- What you will do -
The entries are given below. Output each one unchanged.

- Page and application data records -
• • • • • • •

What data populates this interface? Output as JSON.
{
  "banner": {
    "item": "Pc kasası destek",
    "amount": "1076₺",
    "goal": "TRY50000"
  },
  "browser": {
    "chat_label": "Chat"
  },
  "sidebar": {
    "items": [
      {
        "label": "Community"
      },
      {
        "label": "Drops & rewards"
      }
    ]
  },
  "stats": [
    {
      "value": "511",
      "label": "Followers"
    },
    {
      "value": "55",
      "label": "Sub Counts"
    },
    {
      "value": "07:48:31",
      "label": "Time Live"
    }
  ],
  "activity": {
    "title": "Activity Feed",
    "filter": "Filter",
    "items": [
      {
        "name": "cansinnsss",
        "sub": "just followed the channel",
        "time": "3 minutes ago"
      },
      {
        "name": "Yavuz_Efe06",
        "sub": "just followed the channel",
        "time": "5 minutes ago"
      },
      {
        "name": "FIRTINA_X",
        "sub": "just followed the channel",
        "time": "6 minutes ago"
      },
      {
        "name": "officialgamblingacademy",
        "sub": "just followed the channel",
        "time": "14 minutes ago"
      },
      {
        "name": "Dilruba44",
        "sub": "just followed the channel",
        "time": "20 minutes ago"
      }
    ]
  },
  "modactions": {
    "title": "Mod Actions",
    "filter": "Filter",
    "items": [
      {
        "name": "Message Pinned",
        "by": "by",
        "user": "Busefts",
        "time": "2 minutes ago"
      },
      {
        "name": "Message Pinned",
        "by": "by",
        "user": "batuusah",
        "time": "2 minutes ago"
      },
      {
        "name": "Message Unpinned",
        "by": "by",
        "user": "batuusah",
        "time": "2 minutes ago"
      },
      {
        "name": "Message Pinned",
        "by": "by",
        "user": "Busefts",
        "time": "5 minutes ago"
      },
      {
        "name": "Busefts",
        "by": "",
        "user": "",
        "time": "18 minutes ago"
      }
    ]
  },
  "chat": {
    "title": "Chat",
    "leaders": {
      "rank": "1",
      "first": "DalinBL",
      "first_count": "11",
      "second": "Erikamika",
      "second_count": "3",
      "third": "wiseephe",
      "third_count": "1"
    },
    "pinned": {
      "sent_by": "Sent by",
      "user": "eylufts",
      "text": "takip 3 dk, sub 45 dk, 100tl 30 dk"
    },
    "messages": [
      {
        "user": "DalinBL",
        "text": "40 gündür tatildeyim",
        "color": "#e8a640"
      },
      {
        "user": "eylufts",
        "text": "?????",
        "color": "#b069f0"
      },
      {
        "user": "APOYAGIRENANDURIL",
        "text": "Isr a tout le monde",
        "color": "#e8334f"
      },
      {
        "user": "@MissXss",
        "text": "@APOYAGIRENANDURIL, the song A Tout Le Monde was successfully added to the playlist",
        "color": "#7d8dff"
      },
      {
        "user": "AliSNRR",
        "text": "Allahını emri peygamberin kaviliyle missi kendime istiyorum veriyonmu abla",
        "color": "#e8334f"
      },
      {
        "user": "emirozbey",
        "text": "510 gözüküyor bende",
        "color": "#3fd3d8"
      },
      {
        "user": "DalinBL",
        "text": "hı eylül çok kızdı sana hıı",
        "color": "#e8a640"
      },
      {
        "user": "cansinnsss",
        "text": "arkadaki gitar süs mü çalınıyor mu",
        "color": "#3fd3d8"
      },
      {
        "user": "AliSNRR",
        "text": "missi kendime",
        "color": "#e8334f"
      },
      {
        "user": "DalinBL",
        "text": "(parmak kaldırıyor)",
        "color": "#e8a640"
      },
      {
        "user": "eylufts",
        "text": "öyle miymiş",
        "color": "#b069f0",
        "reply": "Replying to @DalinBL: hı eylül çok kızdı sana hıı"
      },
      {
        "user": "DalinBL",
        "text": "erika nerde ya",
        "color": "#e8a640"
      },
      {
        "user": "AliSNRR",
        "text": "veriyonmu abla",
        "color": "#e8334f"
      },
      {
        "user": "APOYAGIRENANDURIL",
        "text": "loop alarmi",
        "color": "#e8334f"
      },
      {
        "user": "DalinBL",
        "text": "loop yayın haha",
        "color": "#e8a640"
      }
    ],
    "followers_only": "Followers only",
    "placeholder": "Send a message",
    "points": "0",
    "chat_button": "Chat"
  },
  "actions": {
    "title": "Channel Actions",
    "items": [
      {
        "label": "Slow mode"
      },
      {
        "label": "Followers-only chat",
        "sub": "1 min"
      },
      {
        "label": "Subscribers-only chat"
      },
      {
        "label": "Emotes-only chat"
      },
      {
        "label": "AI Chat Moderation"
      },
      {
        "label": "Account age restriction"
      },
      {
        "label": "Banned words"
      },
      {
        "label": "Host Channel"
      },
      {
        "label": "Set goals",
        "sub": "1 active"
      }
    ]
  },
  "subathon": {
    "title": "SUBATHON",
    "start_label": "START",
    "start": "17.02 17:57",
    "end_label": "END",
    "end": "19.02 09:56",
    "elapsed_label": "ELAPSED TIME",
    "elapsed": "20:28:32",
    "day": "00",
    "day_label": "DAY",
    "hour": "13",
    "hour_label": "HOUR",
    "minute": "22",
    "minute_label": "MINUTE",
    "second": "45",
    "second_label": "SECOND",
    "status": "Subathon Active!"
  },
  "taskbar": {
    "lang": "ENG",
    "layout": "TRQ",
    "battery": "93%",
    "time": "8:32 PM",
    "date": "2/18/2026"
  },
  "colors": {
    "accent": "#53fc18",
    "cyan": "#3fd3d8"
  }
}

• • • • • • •

- Task response -
What data populates this interface? Output as JSON.
{
  "banner": {
    "item": "Pc kasası destek",
    "amount": "1076₺",
    "goal": "TRY50000"
  },
  "browser": {
    "chat_label": "Chat"
  },
  "sidebar": {
    "items": [
      {
        "label": "Community"
      },
      {
        "label": "Drops & rewards"
      }
    ]
  },
  "stats": [
    {
      "value": "511",
      "label": "Followers"
    },
    {
      "value": "55",
      "label": "Sub Counts"
    },
    {
      "value": "07:48:31",
      "label": "Time Live"
    }
  ],
  "activity": {
    "title": "Activity Feed",
    "filter": "Filter",
    "items": [
      {
        "name": "cansinnsss",
        "sub": "just followed the channel",
        "time": "3 minutes ago"
      },
      {
        "name": "Yavuz_Efe06",
        "sub": "just followed the channel",
        "time": "5 minutes ago"
      },
      {
        "name": "FIRTINA_X",
        "sub": "just followed the channel",
        "time": "6 minutes ago"
      },
      {
        "name": "officialgamblingacademy",
        "sub": "just followed the channel",
        "time": "14 minutes ago"
      },
      {
        "name": "Dilruba44",
        "sub": "just followed the channel",
        "time": "20 minutes ago"
      }
    ]
  },
  "modactions": {
    "title": "Mod Actions",
    "filter": "Filter",
    "items": [
      {
        "name": "Message Pinned",
        "by": "by",
        "user": "Busefts",
        "time": "2 minutes ago"
      },
      {
        "name": "Message Pinned",
        "by": "by",
        "user": "batuusah",
        "time": "2 minutes ago"
      },
      {
        "name": "Message Unpinned",
        "by": "by",
        "user": "batuusah",
        "time": "2 minutes ago"
      },
      {
        "name": "Message Pinned",
        "by": "by",
        "user": "Busefts",
        "time": "5 minutes ago"
      },
      {
        "name": "Busefts",
        "by": "",
        "user": "",
        "time": "18 minutes ago"
      }
    ]
  },
  "chat": {
    "title": "Chat",
    "leaders": {
      "rank": "1",
      "first": "DalinBL",
      "first_count": "11",
      "second": "Erikamika",
      "second_count": "3",
      "third": "wiseephe",
      "third_count": "1"
    },
    "pinned": {
      "sent_by": "Sent by",
      "user": "eylufts",
      "text": "takip 3 dk, sub 45 dk, 100tl 30 dk"
    },
    "messages": [
      {
        "user": "DalinBL",
        "text": "40 gündür tatildeyim",
        "color": "#e8a640"
      },
      {
        "user": "eylufts",
        "text": "?????",
        "color": "#b069f0"
      },
      {
        "user": "APOYAGIRENANDURIL",
        "text": "Isr a tout le monde",
        "color": "#e8334f"
      },
      {
        "user": "@MissXss",
        "text": "@APOYAGIRENANDURIL, the song A Tout Le Monde was successfully added to the playlist",
        "color": "#7d8dff"
      },
      {
        "user": "AliSNRR",
        "text": "Allahını emri peygamberin kaviliyle missi kendime istiyorum veriyonmu abla",
        "color": "#e8334f"
      },
      {
        "user": "emirozbey",
        "text": "510 gözüküyor bende",
        "color": "#3fd3d8"
      },
      {
        "user": "DalinBL",
        "text": "hı eylül çok kızdı sana hıı",
        "color": "#e8a640"
      },
      {
        "user": "cansinnsss",
        "text": "arkadaki gitar süs mü çalınıyor mu",
        "color": "#3fd3d8"
      },
      {
        "user": "AliSNRR",
        "text": "missi kendime",
        "color": "#e8334f"
      },
      {
        "user": "DalinBL",
        "text": "(parmak kaldırıyor)",
        "color": "#e8a640"
      },
      {
        "user": "eylufts",
        "text": "öyle miymiş",
        "color": "#b069f0",
        "reply": "Replying to @DalinBL: hı eylül çok kızdı sana hıı"
      },
      {
        "user": "DalinBL",
        "text": "erika nerde ya",
        "color": "#e8a640"
      },
      {
        "user": "AliSNRR",
        "text": "veriyonmu abla",
        "color": "#e8334f"
      },
      {
        "user": "APOYAGIRENANDURIL",
        "text": "loop alarmi",
        "color": "#e8334f"
      },
      {
        "user": "DalinBL",
        "text": "loop yayın haha",
        "color": "#e8a640"
      }
    ],
    "followers_only": "Followers only",
    "placeholder": "Send a message",
    "points": "0",
    "chat_button": "Chat"
  },
  "actions": {
    "title": "Channel Actions",
    "items": [
      {
        "label": "Slow mode"
      },
      {
        "label": "Followers-only chat",
        "sub": "1 min"
      },
      {
        "label": "Subscribers-only chat"
      },
      {
        "label": "Emotes-only chat"
      },
      {
        "label": "AI Chat Moderation"
      },
      {
        "label": "Account age restriction"
      },
      {
        "label": "Banned words"
      },
      {
        "label": "Host Channel"
      },
      {
        "label": "Set goals",
        "sub": "1 active"
      }
    ]
  },
  "subathon": {
    "title": "SUBATHON",
    "start_label": "START",
    "start": "17.02 17:57",
    "end_label": "END",
    "end": "19.02 09:56",
    "elapsed_label": "ELAPSED TIME",
    "elapsed": "20:28:32",
    "day": "00",
    "day_label": "DAY",
    "hour": "13",
    "hour_label": "HOUR",
    "minute": "22",
    "minute_label": "MINUTE",
    "second": "45",
    "second_label": "SECOND",
    "status": "Subathon Active!"
  },
  "taskbar": {
    "lang": "ENG",
    "layout": "TRQ",
    "battery": "93%",
    "time": "8:32 PM",
    "date": "2/18/2026"
  },
  "colors": {
    "accent": "#53fc18",
    "cyan": "#3fd3d8"
  }
}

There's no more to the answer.